Sexual health is an issue affecting everyone. In 2019 alone, more than 2.74 million people in England attended a sexual health clinic. And every year, hundreds of thousands of Britons are diagnosed with a sexually transmitted infection (STI). Over a lifetime, many of us will need to seek sexual health support.
Yet despite how common sexual health problems are, most of us are reluctant to talk about them. For example recent research found that Britons most commonly do their google searches about STIs and screening in the early hours. This finding reflects a sense of shame and taboo – that it is in our most isolated moments that we seek answers to these questions.
For Sexual Health Awareness Week 2022, we spoke to Dr Albert Aka, Consultant Gynaecologist at The Gynae Centre and renowned expert on sexual health, about why we need increased awareness.
Why is there still such a taboo around sexual health?
How would you define sexual health?
“First and foremost, sexual health means defence against disease, including HIV and STIs such as chlamydia or gonorrhoea,’ Dr Aka says. ‘But such protection depends upon access to accurate information about infection transmission and STI testing – not to mention access to the testing and healthcare itself.
“In this spirit, the World Health Organisation’s characterisation of sexual health is much broader than the absence of STDs or reproductive tract infections (such as bacterial vaginosis) which if left untreated may lead to fertility problems or other serious health concerns. The WHO makes clear that sexual health also concerns freedom from coercion or discrimination, and the ability to make one’s own choices and access clear information.”
Why is sexual health important?
Sexual health is central to quality of life. As the World Health Organisation makes clear, it’s about much more than the absence of disease, covering wider wellbeing. That said, of course protection against infection is hugely important. Dr Aka says: “The problem with STIs like gonorrhoea for example, is not only the symptoms they can create, but the longer-term consequences associated with them. For example if left untreated, infections like gonorrhoea or chlamydia can lead to Pelvic Inflammatory Disease (PID) which can cause problems such as infertility and ectopic pregnancy.” This is where healthcare access and information come in to improve sexual health.
Why do destigmatising efforts matter? Because sexual health taboos and STI stigma can cause people to avoid getting tested, and accordingly treated. Stigma can also prevent people disclosing an infection to previous or current sexual partners who may also be infected. In other words, stigma can actually encourage the spread of infection.
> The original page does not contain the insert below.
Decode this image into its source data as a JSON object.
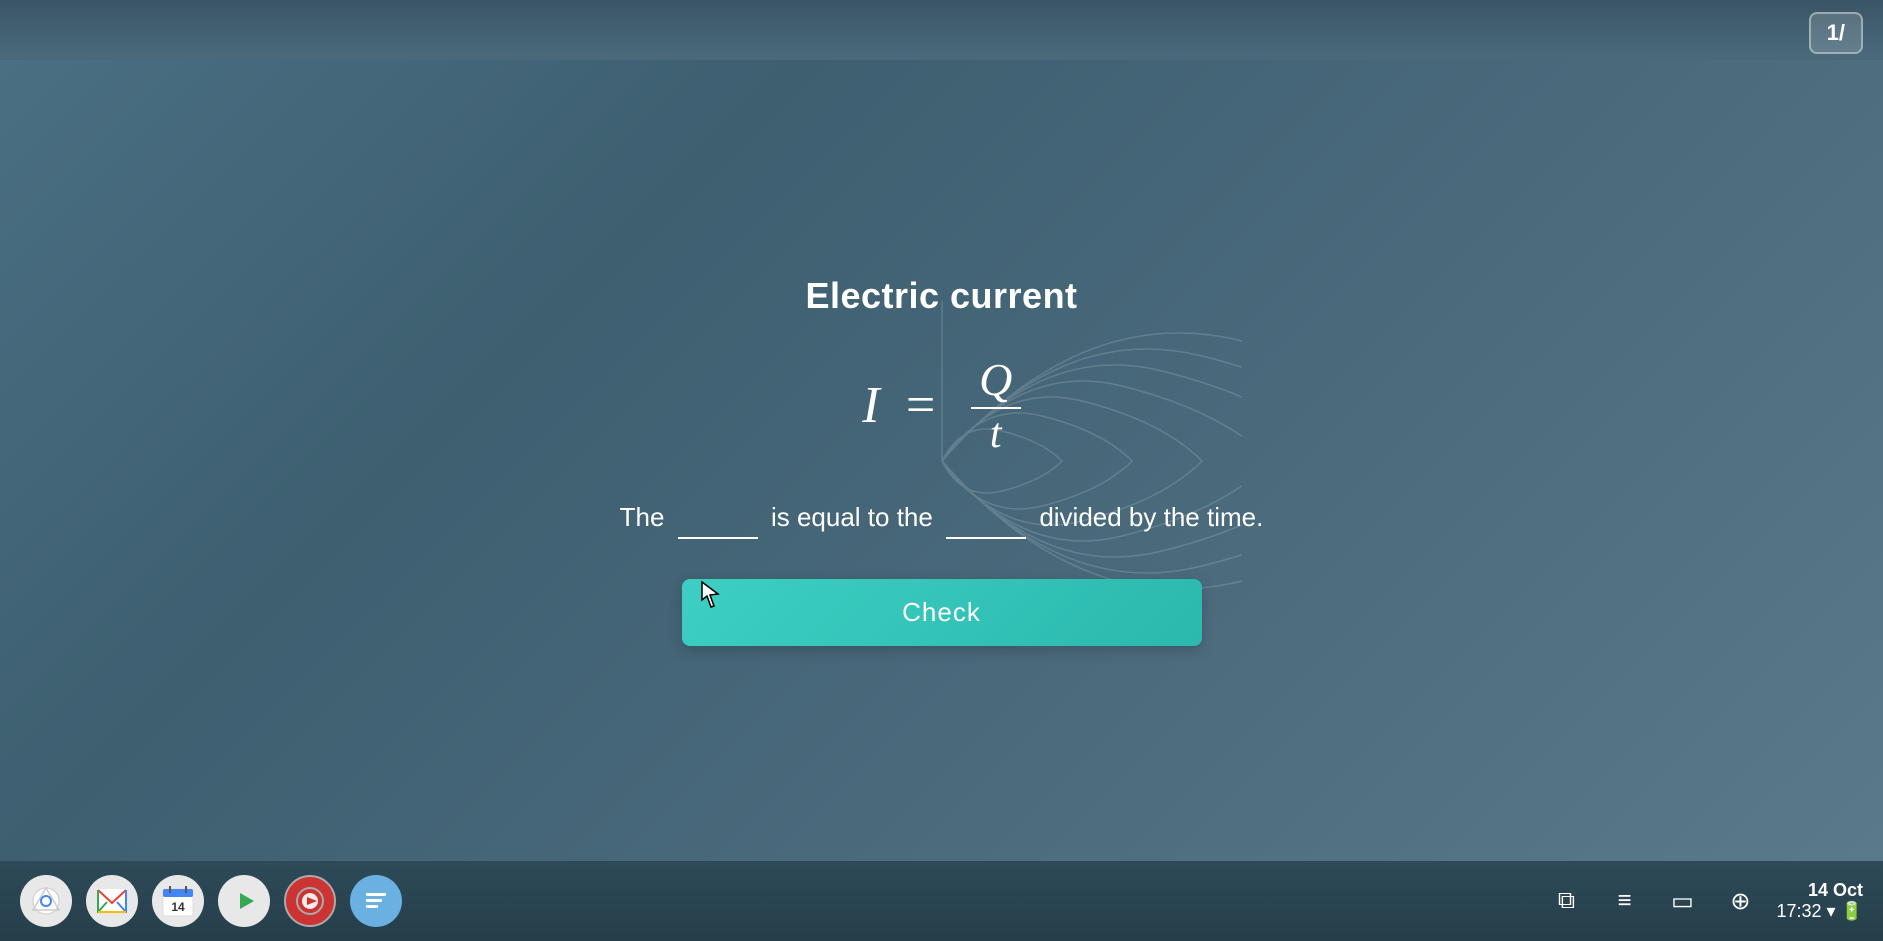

“There are still so many myths and so much misinformation,” Dr Aka says. “Heterosexual women are more likely to get STIs only because such infections are more easily transmitted to them from male partners. And yet historically it is women who have borne the brunt of sexual health stigma.”
In 2022 sexual health awareness efforts are as important as ever, because there is evidence that while casual sex continues to be popular, condom use is in decline.
How do you know if your sexual health is good?
Data shows that women tend to be more likely to get tested than men but are also more likely to catch STIs because in heterosexual couplings, these infections are more easily transmitted from man to woman than vice versa.
While many STIs come with symptoms, some can dwell in the body with no signs, including chlamydia, the most commonly diagnosed STI. So, while here at The Gynae Centre we have produced helpful resources such as a vaginal discharge guide to help spot potential problems, there is no absolute peace of mind without testing.
Sexual health best practice means using condoms with a new partner until both of you have been tested and given the all-clear. As a woman, it also means getting your regular cervical smear tests and paying attention to your body, because for example, some changes to vaginal discharge can signal an infection (e.g. bacterial vaginosis) that may not have come from sexual intercourse, but that can lead to complications if left untreated.
Good sexual health also means listening to yourself and your own needs and wants. In other words, good sexual health is good self-care.